At the beginning of 2016, the National Landlords Association forecast that landlords would sell 500,000 properties over the forthcoming 12 months. I have heard plenty of anecdotal evidence over the past 12 months that landlords are considering selling up, reducing their portfolios and certainly not expanding. If house price falls start to unfold in the next few months are we likely to see the new chancellor Phil Hammond retreat from George Osborne’s tax increases on landlords? Certainly Theresa May implied in her brief leadership campaign that tax increases that held back business might need to be reviewed. Sadly the government doesn’t tend to view landlords as businesses and handing money back to them could be politically unpopular. The partial withdrawal of mortgage interest relief for landlords was meant to fund the building of affordable homes. But if house prices are falling and construction is in decline, we could see a very different landscape. Repeal of the tax changes is certainly possible and could act as a stabilising factor in the housing market, maintaining the size and availability of privately rented housing stock and stemming the possible sale of properties by landlords. We will have to wait until the November Autumn statement to find out for sure, though it could well be brought forward.

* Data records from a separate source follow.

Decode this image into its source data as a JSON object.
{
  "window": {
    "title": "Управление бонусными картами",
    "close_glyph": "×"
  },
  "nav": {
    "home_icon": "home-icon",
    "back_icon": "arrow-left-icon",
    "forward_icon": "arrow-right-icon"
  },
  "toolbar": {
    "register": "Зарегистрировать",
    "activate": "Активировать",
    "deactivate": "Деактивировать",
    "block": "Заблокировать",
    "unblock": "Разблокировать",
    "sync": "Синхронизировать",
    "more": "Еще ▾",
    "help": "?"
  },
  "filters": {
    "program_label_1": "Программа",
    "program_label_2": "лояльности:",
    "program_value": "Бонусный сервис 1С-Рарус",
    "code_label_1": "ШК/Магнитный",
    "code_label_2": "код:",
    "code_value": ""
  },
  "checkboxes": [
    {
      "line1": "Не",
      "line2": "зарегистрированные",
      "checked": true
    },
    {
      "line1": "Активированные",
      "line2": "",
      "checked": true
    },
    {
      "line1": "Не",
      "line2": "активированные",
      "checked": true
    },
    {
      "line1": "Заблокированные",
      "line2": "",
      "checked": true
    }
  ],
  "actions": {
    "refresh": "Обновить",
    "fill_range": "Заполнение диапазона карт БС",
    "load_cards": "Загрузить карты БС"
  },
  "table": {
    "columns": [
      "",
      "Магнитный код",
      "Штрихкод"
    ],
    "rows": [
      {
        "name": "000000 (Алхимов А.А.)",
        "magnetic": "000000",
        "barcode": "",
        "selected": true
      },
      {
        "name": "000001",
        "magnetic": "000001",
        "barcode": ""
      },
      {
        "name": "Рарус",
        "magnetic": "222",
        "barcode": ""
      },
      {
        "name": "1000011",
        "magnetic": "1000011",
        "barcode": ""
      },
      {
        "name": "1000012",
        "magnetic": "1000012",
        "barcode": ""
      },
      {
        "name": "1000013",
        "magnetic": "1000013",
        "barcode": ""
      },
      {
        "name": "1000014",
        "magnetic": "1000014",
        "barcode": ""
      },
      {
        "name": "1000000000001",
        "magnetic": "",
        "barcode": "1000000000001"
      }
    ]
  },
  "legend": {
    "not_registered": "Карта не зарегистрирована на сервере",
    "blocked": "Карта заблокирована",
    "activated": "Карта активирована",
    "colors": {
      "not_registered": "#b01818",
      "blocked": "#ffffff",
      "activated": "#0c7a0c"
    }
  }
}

So is now a good time to buy? Property is a cyclical market, prices rise and then fall. The last cycle came to an end in 2008 and I think we are probably closer to the end of this current cycle now than to its 2008 beginning. There may be an opportunity to buy this Autumn as prices dip a little whilst many of us take time to reflect and judge where the market is going. The key period will be next Spring when we would typically see an upturn in demand, particularly if the chancellor pulls a rabbit or two out of his hat in the Autumn statement. We may have some inkling of how and when we will be leaving the EU by then and there might have been a general election. If we don’t see an upturn in Spring 2017, we could be in for a protracted period of flat prices or even price falls. It’s still far too soon to predict.